Buy different Products. Delve into new Niches, or higher ticket items. To truly grow the business, you want to start introducing new items, and larger profit per sale items. This creates growth in your business by increasing your turnover and net profit.
My very first order when I started out was for 50 units. I had no idea whether they would sell or not. I received them, and I created the listing on Amazon. They all sold!
I repeated this order, and I ordered 50 units of another product. And guess what? They all sold!
I carried on, and I found myself spending more and more money (from my Day job) on stock. It wasn’t long until I found myself surrounded in boxes and stock, and sending almost a thousand units per week to FBA with a turnover of over £4,000 per month.
Complicated huh? I probably made it sound more than it is. In a Nutshell, the process is as follows:
- Open a Seller Account
- Source Products
- Get them at the Right price
- Get a Barcode (If needed)
- Get Them listed
- Wait for Sales
Just Do It
My advice to you if you have a Full time Job and are interested in Starting out on Amazon – Just Go For It!
Spend every spare penny, every spare minute you have from your day job to build it up! Spend a good 3+ months working hard on it, and when you are making enough money you can go Full Time.
I no longer have my day job, I am far too busy with Amazon selling now.
Thanks for reading this longer than planned post!
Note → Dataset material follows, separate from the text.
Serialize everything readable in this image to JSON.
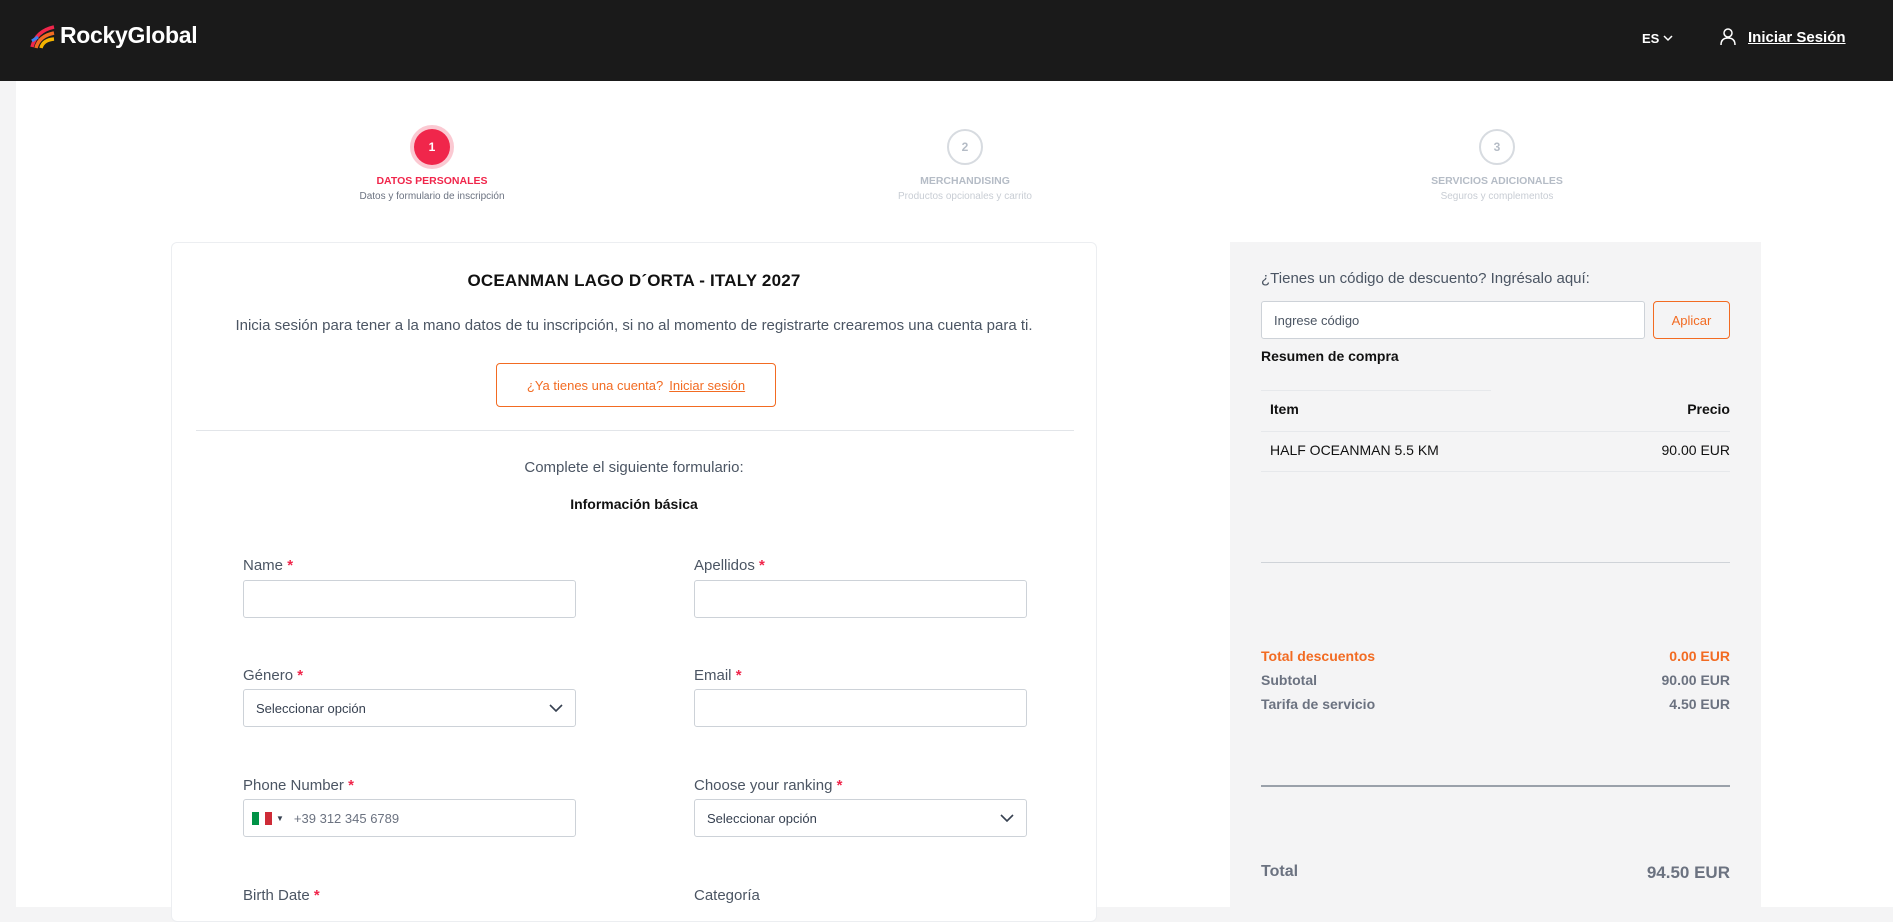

Please let me know in the comments below if I have missed anything, your thoughts or experiences with Amazon selling – or if you want to just say Hi, that’s cool too 🙂